Proverbs 19 – August 19

CC Image courtesy of Martin LaBar on Flickr.

CC Image courtesy of Martin LaBar on Flickr.

Proverbs 19
Author: Bob Bailey

So much advice and it seems so random. Well, at least to the modern reader. We know that there are major themes and connections once we begin to read larger sections of Proverbs and take into account ancient cultural context. So, how do we maneuver through this list of seemingly unconnected bits of advice? It is easy to identify the positive and negative attributes and characteristics presented. No one questions that we don’t aspire to be so lazy that we can’t even feed ourselves (vs. 24), or that being a liar is a bad thing. What is at the root of what the writer is trying to say? Does he really want me to work on these individual traits? The answer may be planted a little deeper.

One can work on these characteristics individually, like being slow to anger, or being more generous, but if we miss the reason in vs. 3 that “when a man’s folly brings his way to ruin, his heart rages against the Lord,” we also miss that recurring theme in vs. 23: “The fear of the Lord leads to life and whoever has it rests satisfied”.

How many people work on thorn bushes expecting apples? How many people seek fulfillment and find folly because they have the wrong roots in their hearts.  Starting with the right roots (the fear of the Lord) helps us grow in the direction of good branches and eventually the fruit of integrity, good sense, understanding and overlooking the offense of others. When we see questionable fruit in ourselves or others, maybe we should look at our roots.

Proverbs 19 – July 19

0719 - WalkingProverbs 19
Author: Rob Anderson

Do you remember that time he wronged you? What about the time she did not show the proper respect? Or the time someone slighted a friend, although he was not really a close friend, just close enough that you have a hard time looking her in the eye these many years later for what she did?

Of course you do. Well, at least you remember someone else doing something like that. We would never hold a grudge or refuse to forgive someone! Who do you think we are, the Hatfield’s or McCoy’s?

If you were to ask me for one piece of advice that would help make the world a better place, I think I would have to say: “Don’t get so worked up over things that really and truly don’t matter. Let it go.” But it is much easier said than done, isn’t it. We remember wrongs and quietly hold them hostage in the back of our minds, bringing them out when they suit our needs as ammunition to wound others.

The writer of Proverbs reminds us “it is to one’s glory to overlook an offense” (19.11).

So here is a question.

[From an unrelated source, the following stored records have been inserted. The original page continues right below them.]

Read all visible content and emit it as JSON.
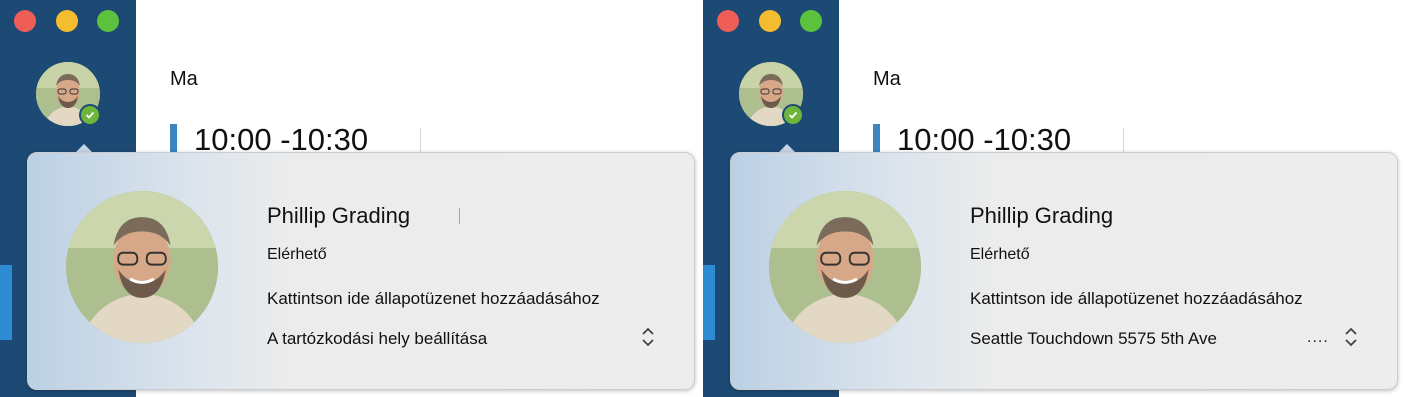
{
  "panels": [
    {
      "today_label": "Ma",
      "event_time": "10:00 -10:30",
      "card": {
        "name": "Phillip Grading",
        "status": "Elérhető",
        "status_message": "Kattintson ide állapotüzenet hozzáadásához",
        "location": "A tartózkodási hely beállítása",
        "location_more": ""
      }
    },
    {
      "today_label": "Ma",
      "event_time": "10:00 -10:30",
      "card": {
        "name": "Phillip Grading",
        "status": "Elérhető",
        "status_message": "Kattintson ide állapotüzenet hozzáadásához",
        "location": "Seattle Touchdown 5575 5th Ave",
        "location_more": "...."
      }
    }
  ],
  "colors": {
    "sidebar": "#1d4a74",
    "presence_available": "#6fb53b",
    "event_accent": "#3a86c2"
  },
  "icons": {
    "traffic_lights": [
      "close-icon",
      "minimize-icon",
      "zoom-icon"
    ],
    "presence": "checkmark-icon",
    "location_picker": "chevron-up-down-icon"
  }
}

That person against whom you have held a grudge and refused to let off easily for what he or she has done. What would happen if you simply walked away and forgot the event every happened. That’s right, just walked away. Would your life suffer for it? Hers?

Let’s try it. I’m walking now. Walking away from the hate and hurt and toward the person who wronged me, because the relationship is more valuable than the ongoing separation.

How about you? Where are you walking?

Proverbs 19 – June 19

CC Image courtesy of Kamyar Adl on Flickr.

CC Image courtesy of Kamyar Adl on Flickr.

Proverbs 19
Author: Luke Anderson

Stop listening to instruction, my son,
and you will stray from the words of knowledge. (Proverbs 19.27, NIV)

If you are ever in our house and listening to our conversations, you will often hear the question: “Why?”

If something doesn’t go our way, our response becomes “Why this?” or “Why that?” I’m sure my parents get tired of hearing this. My sister and I both ask this question and some times the response from my father is “Because I said so”.

We want to think this is a sarcastic or rude response but in reality, this is the honest answer to our complaining. We often leave it at that. But sometimes we push our luck and say: “So? It doesn’t matter. What do you know, anyway?”

My father’s classic response is “When you have lived as many years as I have, let’s talk.” This aggravates us and you can probably see why, but when you think about it, he is so right. He is the smarter one and we are really not thinking when we say these things.

We know the Bible talks a lot about honoring your parents. However, when you are a teenager, you don’t always want to honor your parents. I think all parents that have had teenagers will agree, too often we want our way and to do our stuff.

Truthfully, we are selfish. We want what makes us happy and to do what feels good to us. We think our parents don’t know anything even though they have been around a lot longer and seen way more things then us. They don’t know how the world is now and are behind the times. But this is not true at all! We look at this proverb and discover that once we stop listening, we have moved away from knowledge. We are, as the Proverbs often says, the foolish ones.

This hurts me to say, but sometimes the “oldies” are right. [Tweet This]

Listen to their instruction.